As a Sandy landlord with a single-family residence, you must yield with the Federal Fair Housing Act’s provision to authorize ‘reasonable accommodations’ not only to disabled tenants but also to tenants who stay with or are bound with disabled individuals. However, what is ‘reasonable accommodation’ and what would ‘unreasonable’ be?
Originally, ‘reasonable accommodation’ may be for the physical features of the rental home, and might include basic adaptations, such as lowering towel bars and light switches, or a smoke alarm that has flashing lights in addition to an audible alarm. Besides, the tenant would give you a fee for both the installation and removal of these accommodations.
Aside from accommodations to the physical aspects of the residence, you may be asked to permit ‘reasonable accommodation’ on the administrative side. For example, you might have a tenant with a mental disability that affects their memory. This tenant might beseech that you call each month to prod them to pay the rent. This would be determined to be reasonable.
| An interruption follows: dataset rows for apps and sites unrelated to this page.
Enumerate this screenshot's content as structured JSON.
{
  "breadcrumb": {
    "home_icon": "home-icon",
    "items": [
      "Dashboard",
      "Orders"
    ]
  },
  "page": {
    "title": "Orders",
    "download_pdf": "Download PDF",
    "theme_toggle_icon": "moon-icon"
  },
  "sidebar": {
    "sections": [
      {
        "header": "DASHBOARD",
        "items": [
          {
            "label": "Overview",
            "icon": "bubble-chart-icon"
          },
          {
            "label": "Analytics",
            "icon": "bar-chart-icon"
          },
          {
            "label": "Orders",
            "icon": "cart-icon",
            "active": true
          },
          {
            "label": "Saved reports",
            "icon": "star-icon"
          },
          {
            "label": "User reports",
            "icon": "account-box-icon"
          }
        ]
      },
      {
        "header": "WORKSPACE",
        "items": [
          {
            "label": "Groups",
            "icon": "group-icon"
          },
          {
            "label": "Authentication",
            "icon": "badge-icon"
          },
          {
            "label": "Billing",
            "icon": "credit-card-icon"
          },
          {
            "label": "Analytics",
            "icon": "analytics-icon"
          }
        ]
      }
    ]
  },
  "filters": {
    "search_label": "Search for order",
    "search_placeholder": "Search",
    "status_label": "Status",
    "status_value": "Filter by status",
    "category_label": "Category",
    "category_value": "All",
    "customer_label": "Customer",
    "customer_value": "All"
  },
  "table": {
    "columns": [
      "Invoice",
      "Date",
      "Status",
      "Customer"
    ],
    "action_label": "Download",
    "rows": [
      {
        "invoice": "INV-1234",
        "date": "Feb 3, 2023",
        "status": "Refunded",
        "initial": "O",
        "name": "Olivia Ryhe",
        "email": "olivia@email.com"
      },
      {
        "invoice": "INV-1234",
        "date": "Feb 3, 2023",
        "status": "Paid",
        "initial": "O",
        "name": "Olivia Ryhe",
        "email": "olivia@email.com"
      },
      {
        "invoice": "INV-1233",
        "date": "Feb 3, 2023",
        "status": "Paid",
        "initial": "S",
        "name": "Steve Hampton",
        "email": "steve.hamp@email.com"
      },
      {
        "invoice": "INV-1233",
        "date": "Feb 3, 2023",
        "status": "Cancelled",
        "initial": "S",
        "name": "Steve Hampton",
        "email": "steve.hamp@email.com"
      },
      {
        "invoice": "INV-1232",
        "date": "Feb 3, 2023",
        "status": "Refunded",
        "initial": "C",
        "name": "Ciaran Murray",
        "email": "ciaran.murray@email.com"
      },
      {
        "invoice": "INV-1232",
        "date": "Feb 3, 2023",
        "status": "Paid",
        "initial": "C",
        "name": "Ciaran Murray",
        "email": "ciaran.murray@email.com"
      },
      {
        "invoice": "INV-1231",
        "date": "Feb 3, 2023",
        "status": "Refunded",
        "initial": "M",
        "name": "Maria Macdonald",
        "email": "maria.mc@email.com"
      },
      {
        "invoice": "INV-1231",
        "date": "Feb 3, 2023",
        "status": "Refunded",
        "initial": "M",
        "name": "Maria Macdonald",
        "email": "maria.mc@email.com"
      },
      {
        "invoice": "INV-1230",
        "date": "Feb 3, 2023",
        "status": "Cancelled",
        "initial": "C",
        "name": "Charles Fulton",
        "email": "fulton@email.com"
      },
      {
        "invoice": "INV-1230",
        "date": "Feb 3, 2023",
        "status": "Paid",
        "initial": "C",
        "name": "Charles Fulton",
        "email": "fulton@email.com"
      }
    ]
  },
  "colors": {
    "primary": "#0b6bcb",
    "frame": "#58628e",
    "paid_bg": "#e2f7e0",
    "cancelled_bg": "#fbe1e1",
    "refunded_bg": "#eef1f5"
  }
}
Now let’s study an example of what might be judged ‘unreasonable.’ One of the key considerations in this respect is whether the accommodation would impose hardship on you as a housing provider. For example, suppose you own a two-story single-family rental house and receive a request that you install an elevator for a person with a physical disability. This could be contradicted as it would require considerable construction and costs add up to a great deal.
An unreasonable accommodation entreaty could turn up on the administrative side as well. Suppose you own a single-family residence and receive a request from a plausible tenant with a mental impairment to call them each morning and evening to remind them to turn the exterior lights on at night and off in the morning. This could be judged unreasonable and you as a landlord could decline this request.
Real Property Management Wasatch is well-acquainted with the Fair Housing Act requirements and how they prove operative to you as a Sandy landlord with a single-family residence. We can help you negotiate these requirements to ensure that you are in conformance when renting to individuals with disabilities. Would you like to learn more? Please contact us online or call us at 801-418-9835 for more information.
We are pledged to the letter and spirit of U.S. policy for the achievement of equal housing opportunity throughout the Nation. See Equal Housing Opportunity Statement for more information.